Veteran actor Chaim Topol, best known for playing the role of Tevye the milkman in both the stage and screen versions of "Fiddler on the Roof," will be awarded the Israel Prize for lifetime achievement on the state's upcoming Independence Day.
But despite a highly impressive résumé – which also includes his breakout role of Sallah Shabati, parts in Hollywood productions such as "Flash Gordon" and "For Your Eyes Only" from the James Bond series, and stage roles in London ("Othello," "A View from the Bridge," "Romeo and Juliet") – Topol, who celebrates his 80th birthday this year, doesn't have the mannerisms of a star. And without the services of a producer or publicist, he schedules our interview himself, apologizing for taking so long to find his diary "among all this mess of newspapers and flowers."
We meet at the house in Tel Aviv that Topol has called home for more than 60 years. Resting on the large dining room table is a volume of the Talmud.
"As a child," Topol tells me, "I was sent to a religious school, despite the fact that my parents were secular.
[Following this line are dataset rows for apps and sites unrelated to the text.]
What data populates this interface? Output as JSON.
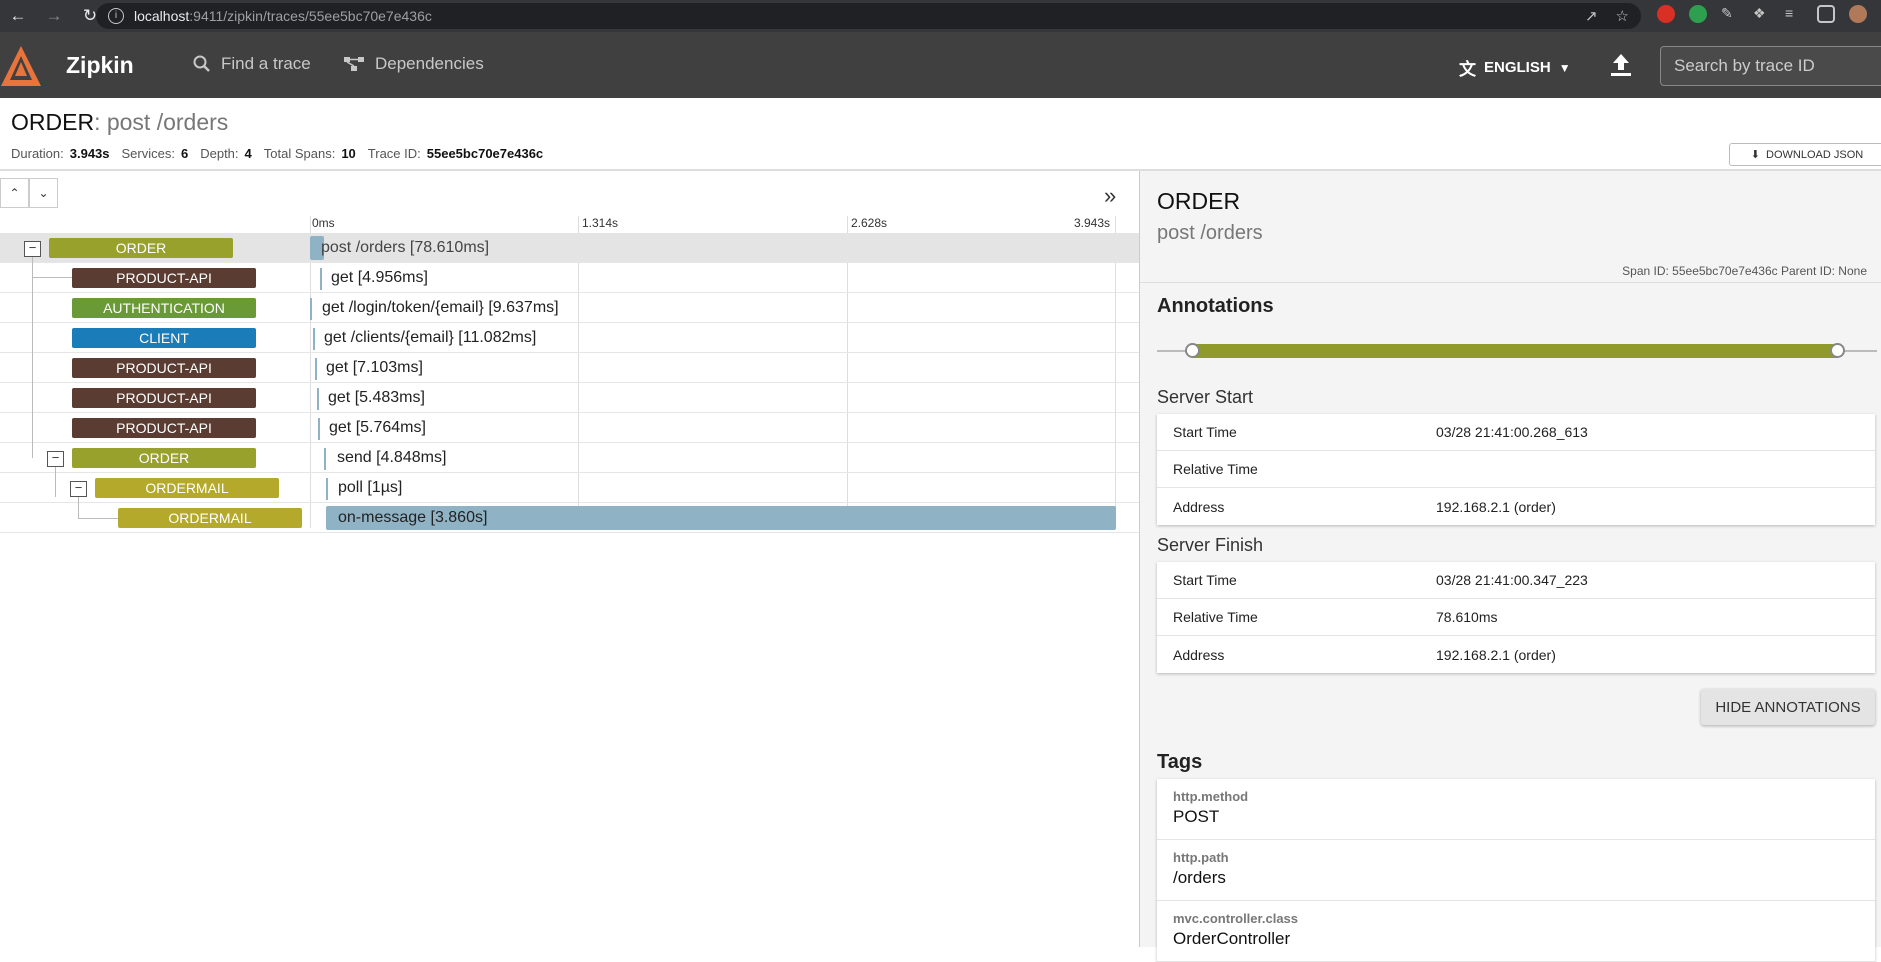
{
  "browser": {
    "url_host": "localhost",
    "url_path": ":9411/zipkin/traces/55ee5bc70e7e436c"
  },
  "app": {
    "brand": "Zipkin",
    "nav": {
      "find_trace": "Find a trace",
      "dependencies": "Dependencies"
    },
    "language": "ENGLISH",
    "search_placeholder": "Search by trace ID"
  },
  "trace": {
    "service": "ORDER",
    "name": ": post /orders",
    "summary": {
      "duration_label": "Duration:",
      "duration": "3.943s",
      "services_label": "Services:",
      "services": "6",
      "depth_label": "Depth:",
      "depth": "4",
      "spans_label": "Total Spans:",
      "spans": "10",
      "traceid_label": "Trace ID:",
      "trace_id": "55ee5bc70e7e436c"
    },
    "download_label": "DOWNLOAD JSON"
  },
  "timeline": {
    "ticks": [
      "0ms",
      "1.314s",
      "2.628s",
      "3.943s"
    ],
    "colors": {
      "ORDER": "#97a12c",
      "PRODUCT-API": "#5b3c32",
      "AUTHENTICATION": "#6a9a36",
      "CLIENT": "#1a7cb8",
      "ORDERMAIL": "#b4a92b"
    },
    "spans": [
      {
        "service": "ORDER",
        "label": "post /orders [78.610ms]"
      },
      {
        "service": "PRODUCT-API",
        "label": "get [4.956ms]"
      },
      {
        "service": "AUTHENTICATION",
        "label": "get /login/token/{email} [9.637ms]"
      },
      {
        "service": "CLIENT",
        "label": "get /clients/{email} [11.082ms]"
      },
      {
        "service": "PRODUCT-API",
        "label": "get [7.103ms]"
      },
      {
        "service": "PRODUCT-API",
        "label": "get [5.483ms]"
      },
      {
        "service": "PRODUCT-API",
        "label": "get [5.764ms]"
      },
      {
        "service": "ORDER",
        "label": "send [4.848ms]"
      },
      {
        "service": "ORDERMAIL",
        "label": "poll [1µs]"
      },
      {
        "service": "ORDERMAIL",
        "label": "on-message [3.860s]"
      }
    ]
  },
  "detail": {
    "service": "ORDER",
    "name": "post /orders",
    "ids": "Span ID: 55ee5bc70e7e436c  Parent ID: None",
    "annotations_title": "Annotations",
    "server_start": {
      "title": "Server Start",
      "rows": [
        {
          "k": "Start Time",
          "v": "03/28 21:41:00.268_613"
        },
        {
          "k": "Relative Time",
          "v": ""
        },
        {
          "k": "Address",
          "v": "192.168.2.1 (order)"
        }
      ]
    },
    "server_finish": {
      "title": "Server Finish",
      "rows": [
        {
          "k": "Start Time",
          "v": "03/28 21:41:00.347_223"
        },
        {
          "k": "Relative Time",
          "v": "78.610ms"
        },
        {
          "k": "Address",
          "v": "192.168.2.1 (order)"
        }
      ]
    },
    "hide_label": "HIDE ANNOTATIONS",
    "tags_title": "Tags",
    "tags": [
      {
        "k": "http.method",
        "v": "POST"
      },
      {
        "k": "http.path",
        "v": "/orders"
      },
      {
        "k": "mvc.controller.class",
        "v": "OrderController"
      }
    ]
  }
}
And still today, every Thursday evening, I study the Talmud with two friends. Wherever I am in the world, in London and New York too, I've always found someone to study with."
People have been saying for years that you're a right-winger, at least in relation to your colleagues in the field.
"When have you ever heard me say I'm on this side or that side? I don't define myself; people like to apply all sorts of labels."
You weren't among the artists that refused to perform in the territories.
"I don't boycott anyone. Others have the right to do whatever they want, but I don’t like it when people speak so adamantly. I'd like to see a little more doubt in us all, in our leaders too, on both sides."
Are there moments when you are concerned about the future of the country?
"I'm not concerned. I think we have an army that can – despite the mistakes that are made – protect us. The thing that worried me during the recent election campaign was that various former generals and office holders, who are now retired and no longer know exactly what is going on in the security system, suddenly started talking differently from when they were a part of it.
"I understand the yearning for peace. I, too, yearn for peace. At the Jordan River Village (a holiday camp, established by Topol, for children suffering from serious illnesses and life-threatening conditions), I see how Arab, Jewish, Christian, Muslim and Circassian children are friends and help one another, because they know the pain one carries when one is sick. In other words, it's possible – if they don't mess with your head and tell you that this boy is no good, and that boy is nice so you can be friends with him. When the politicians aren’t in the picture, there aren't any problems. Whenever I drive away from the Jordan River Village, I am convinced that peace is possible and that I will get to see it."
Despite the security problems?
"When it comes to the issue of security, scare tactics come into play. Some leaders think that in order to get elected, they have to sow fear. We're constantly being threatened with how terrible and final everything is.
I definitely think we have to be cautious and can't be arrogant, and that it's important for us to be strong – because, after all, storms are raging around us, and I read that they are killing one another in the hundreds and thousands; and these are our neighbors.
"But I am still counting on peace. I don't want my grandchildren to live in a reality of war and more war. I hope that we do achieve peace and that people wise up – all the partners to this region, not just us. I hope that we have a partner for dialogue, and that among us is the right leader to do it."